It was probably a good thing, too.
Because that word, written on that notebook, filled my brother with so much rage he could barely contain it. He could barely contain it for the rest of the school day until our father picked him up from school and that rage exploded. That night, everyone in my house raged through hurt and disbelief, then we all calmed down a tiny bit and the next day the incident was reported to the school administration.
I am white. My brother is dark-skinned. I have had certain privileges because of my skin color, many of which I never bothered to notice before that day. One of those privileges, I think, was an inherent sense of justice when it comes to this type of intolerance. I naively believed that when this incident was reported, the people responsible for writing such a hurtful word would be held accountable for their actions.
The next day, the principal of the school called my parents. He wanted to let them know that yes, the school did know who was responsible for writing the n word on my brother's notebook. Yes, the school did talk to those two white boys. But, the principal determined, the action--writing the n word on the notebook belonging to a dark-skinned boy--wasn't intended to be inflammatory. The boys were making a joke. A bad one, but see, they didn't mean to be racist. My brother just took it to be racist, and well, that's unfortunate. But let's all move on.

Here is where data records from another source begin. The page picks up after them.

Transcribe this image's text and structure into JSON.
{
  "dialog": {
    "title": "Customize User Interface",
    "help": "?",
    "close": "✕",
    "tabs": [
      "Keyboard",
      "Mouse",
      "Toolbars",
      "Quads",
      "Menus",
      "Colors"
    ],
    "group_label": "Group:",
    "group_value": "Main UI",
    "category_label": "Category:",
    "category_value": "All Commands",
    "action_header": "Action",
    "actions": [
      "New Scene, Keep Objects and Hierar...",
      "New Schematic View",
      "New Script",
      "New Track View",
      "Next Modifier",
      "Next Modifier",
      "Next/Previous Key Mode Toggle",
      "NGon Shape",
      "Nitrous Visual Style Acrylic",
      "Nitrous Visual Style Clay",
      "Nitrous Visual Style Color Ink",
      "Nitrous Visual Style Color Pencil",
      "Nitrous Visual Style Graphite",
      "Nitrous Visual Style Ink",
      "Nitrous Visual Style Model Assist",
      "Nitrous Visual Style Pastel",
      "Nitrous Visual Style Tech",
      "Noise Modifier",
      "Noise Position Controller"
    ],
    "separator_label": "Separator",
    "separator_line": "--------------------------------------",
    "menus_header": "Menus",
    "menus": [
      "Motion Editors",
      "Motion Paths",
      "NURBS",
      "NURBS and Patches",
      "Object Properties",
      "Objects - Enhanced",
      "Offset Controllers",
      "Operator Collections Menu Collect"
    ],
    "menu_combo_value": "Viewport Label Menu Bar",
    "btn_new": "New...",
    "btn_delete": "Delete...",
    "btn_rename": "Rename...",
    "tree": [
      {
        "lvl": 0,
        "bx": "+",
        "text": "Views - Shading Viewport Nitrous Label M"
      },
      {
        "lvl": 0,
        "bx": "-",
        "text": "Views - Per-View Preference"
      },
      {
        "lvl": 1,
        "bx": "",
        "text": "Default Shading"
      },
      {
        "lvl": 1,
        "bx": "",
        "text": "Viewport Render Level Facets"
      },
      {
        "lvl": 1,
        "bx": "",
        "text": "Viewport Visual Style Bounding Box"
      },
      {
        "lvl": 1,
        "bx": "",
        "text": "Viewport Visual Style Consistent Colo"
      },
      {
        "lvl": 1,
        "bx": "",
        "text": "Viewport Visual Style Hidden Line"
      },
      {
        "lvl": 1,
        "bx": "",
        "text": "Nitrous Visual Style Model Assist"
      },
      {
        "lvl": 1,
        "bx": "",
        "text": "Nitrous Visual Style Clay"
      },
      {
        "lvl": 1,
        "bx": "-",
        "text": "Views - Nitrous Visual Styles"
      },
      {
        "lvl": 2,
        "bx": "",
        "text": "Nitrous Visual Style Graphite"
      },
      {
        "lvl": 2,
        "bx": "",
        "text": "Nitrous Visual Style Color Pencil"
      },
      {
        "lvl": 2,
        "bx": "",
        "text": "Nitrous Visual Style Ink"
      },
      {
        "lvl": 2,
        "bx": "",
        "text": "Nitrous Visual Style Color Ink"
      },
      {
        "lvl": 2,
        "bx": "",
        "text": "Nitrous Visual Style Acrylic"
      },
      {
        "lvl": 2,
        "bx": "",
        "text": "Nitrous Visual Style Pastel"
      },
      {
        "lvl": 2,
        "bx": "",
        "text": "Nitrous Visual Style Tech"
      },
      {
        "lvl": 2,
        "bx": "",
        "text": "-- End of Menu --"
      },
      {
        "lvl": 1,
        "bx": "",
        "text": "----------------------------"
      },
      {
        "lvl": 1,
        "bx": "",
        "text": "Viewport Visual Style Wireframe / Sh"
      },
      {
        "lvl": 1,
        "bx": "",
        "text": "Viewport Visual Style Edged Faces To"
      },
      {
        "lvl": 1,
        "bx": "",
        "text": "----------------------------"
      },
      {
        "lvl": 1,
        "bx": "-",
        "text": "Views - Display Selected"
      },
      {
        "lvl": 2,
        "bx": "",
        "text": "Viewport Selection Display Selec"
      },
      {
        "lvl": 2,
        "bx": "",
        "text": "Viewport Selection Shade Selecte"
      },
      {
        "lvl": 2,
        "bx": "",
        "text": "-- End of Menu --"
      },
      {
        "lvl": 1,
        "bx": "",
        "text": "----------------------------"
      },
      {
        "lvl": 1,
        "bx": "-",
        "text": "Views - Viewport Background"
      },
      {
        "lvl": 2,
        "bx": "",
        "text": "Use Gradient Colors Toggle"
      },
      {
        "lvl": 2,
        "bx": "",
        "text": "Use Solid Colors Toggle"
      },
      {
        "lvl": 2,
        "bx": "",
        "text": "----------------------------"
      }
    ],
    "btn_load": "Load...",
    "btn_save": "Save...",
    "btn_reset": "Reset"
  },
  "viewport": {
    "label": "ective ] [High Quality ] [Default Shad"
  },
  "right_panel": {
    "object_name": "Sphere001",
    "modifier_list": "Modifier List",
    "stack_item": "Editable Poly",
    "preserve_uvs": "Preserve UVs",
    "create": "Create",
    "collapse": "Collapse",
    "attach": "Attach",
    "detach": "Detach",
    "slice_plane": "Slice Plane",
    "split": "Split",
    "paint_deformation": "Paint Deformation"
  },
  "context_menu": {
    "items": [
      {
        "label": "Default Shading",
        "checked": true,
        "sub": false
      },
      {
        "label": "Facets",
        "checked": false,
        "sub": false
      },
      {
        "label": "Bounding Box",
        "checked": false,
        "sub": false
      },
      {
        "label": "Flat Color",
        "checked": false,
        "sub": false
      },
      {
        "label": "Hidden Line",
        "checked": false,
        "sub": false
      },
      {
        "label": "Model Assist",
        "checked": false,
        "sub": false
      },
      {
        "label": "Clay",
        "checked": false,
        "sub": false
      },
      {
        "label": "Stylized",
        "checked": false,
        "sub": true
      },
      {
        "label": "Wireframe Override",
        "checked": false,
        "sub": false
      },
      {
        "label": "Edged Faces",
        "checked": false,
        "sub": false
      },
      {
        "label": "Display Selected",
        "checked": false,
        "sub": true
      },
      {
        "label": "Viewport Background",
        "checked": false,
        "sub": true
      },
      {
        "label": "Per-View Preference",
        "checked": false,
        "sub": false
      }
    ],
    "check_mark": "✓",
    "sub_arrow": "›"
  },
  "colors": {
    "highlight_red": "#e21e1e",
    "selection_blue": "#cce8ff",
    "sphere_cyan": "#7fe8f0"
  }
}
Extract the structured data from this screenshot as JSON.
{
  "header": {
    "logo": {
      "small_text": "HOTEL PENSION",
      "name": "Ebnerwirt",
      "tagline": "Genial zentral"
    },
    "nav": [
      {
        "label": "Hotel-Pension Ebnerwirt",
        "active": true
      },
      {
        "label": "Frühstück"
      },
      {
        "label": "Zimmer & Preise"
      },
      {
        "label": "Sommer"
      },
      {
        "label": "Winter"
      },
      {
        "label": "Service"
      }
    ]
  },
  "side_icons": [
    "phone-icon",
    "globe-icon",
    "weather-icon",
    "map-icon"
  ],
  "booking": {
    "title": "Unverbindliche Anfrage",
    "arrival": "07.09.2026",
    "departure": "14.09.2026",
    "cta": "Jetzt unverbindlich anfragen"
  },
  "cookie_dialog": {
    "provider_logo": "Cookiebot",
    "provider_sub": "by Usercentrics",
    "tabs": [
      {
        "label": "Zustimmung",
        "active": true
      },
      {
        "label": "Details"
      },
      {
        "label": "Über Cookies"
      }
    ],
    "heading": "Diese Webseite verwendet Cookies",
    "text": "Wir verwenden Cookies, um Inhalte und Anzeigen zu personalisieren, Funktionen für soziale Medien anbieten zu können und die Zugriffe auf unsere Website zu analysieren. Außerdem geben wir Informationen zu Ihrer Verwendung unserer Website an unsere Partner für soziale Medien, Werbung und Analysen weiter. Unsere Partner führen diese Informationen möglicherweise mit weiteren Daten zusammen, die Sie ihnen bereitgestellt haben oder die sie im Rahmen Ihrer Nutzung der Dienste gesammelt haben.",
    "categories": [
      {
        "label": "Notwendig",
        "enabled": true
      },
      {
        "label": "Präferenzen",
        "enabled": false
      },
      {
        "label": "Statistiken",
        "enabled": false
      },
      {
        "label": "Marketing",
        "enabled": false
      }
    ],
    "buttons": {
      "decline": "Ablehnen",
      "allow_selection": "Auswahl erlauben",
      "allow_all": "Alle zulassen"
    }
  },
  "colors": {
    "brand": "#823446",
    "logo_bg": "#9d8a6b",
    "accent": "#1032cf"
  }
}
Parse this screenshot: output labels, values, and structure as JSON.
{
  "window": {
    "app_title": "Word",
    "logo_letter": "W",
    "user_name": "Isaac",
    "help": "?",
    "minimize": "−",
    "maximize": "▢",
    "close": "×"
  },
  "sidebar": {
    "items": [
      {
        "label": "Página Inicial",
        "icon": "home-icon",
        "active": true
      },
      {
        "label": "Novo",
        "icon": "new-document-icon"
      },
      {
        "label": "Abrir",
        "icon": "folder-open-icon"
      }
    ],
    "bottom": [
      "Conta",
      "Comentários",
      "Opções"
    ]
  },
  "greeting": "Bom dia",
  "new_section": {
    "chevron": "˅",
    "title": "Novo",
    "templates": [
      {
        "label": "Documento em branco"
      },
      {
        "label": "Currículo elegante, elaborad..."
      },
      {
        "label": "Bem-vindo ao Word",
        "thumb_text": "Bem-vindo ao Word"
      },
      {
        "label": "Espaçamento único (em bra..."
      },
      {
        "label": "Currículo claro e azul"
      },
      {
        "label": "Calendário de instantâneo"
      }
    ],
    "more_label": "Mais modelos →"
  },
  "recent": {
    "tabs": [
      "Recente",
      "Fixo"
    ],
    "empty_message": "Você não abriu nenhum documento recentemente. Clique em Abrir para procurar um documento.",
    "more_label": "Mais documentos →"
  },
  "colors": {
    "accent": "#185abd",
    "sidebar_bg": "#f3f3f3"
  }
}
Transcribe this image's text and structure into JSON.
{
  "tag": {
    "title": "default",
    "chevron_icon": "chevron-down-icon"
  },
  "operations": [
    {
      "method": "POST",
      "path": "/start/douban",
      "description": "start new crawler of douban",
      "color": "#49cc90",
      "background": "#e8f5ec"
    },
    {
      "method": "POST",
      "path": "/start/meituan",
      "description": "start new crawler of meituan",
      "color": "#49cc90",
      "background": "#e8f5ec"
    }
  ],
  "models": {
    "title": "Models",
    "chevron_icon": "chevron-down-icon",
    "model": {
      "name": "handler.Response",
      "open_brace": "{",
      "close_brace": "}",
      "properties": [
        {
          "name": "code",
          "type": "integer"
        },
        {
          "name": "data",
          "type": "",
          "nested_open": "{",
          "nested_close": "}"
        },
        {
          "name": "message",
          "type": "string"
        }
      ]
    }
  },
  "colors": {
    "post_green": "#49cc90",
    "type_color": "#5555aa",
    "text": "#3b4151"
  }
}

The boys got off with a warning.
The n word was still scrawled in blue pen across my brother's notebook.
That night, I was filled with so much rage I broke things. That doesn't even begin to measure up to my brother's rage, or my parents' rage and desperation as they tried to talk to the school, other parents, administrators. Eventually, the issue was dropped. We buried our all-consuming rage to try to move forward, because it became clear that no one really cared about our anger, about the hurt that had been caused by that one word. All that mattered was sparing those two white boys and the white male principal from having to deal with them.
When people say things like, "I don't believe that words can be kind or unkind, they are vessels filled with the intent of the speaker," I start to feel the same rage that held me in its grip for weeks after my brother's notebook was defiled with a racial slur. I want to break something again. I want that person to know what it's like to be discriminated against, to be told his feelings of being discriminated against are invalid, and then to have to face his discriminators again and again and again, every day until he graduates from high school, knowing that almost every authority is on the side of those discriminators.
Intent means nothing then.
Maybe it's because I'm a woman, maybe it's how I was raised, maybe it's the eternal optimist in me that believes that we can all be better, but I always want to give others the benefit of the doubt. Rage isn't going to combat ignorance. I believe in the capacity for change, and what's more, I want to believe people when they say they are working on change.
But intent and change aren't the same thing. Change means you don't use those words, you admit your ignorance, you admit your privilege, and you work on having empathy for others. Your learn what you can and you accept feedback without getting defensive and blocking those who kindly point out your discrimination.
And if you can't do that, then don't be surprised when people get angry.
There's no easy answer to discrimination of any kind, but my hope for anyone who is reading this is simply: Acknowledge the power of words. Know that your voice is important, your feelings are valid, and your worth is immeasurable. Be brave enough to call out discrimination when you see it in yourselves and in others. Above all, be kind.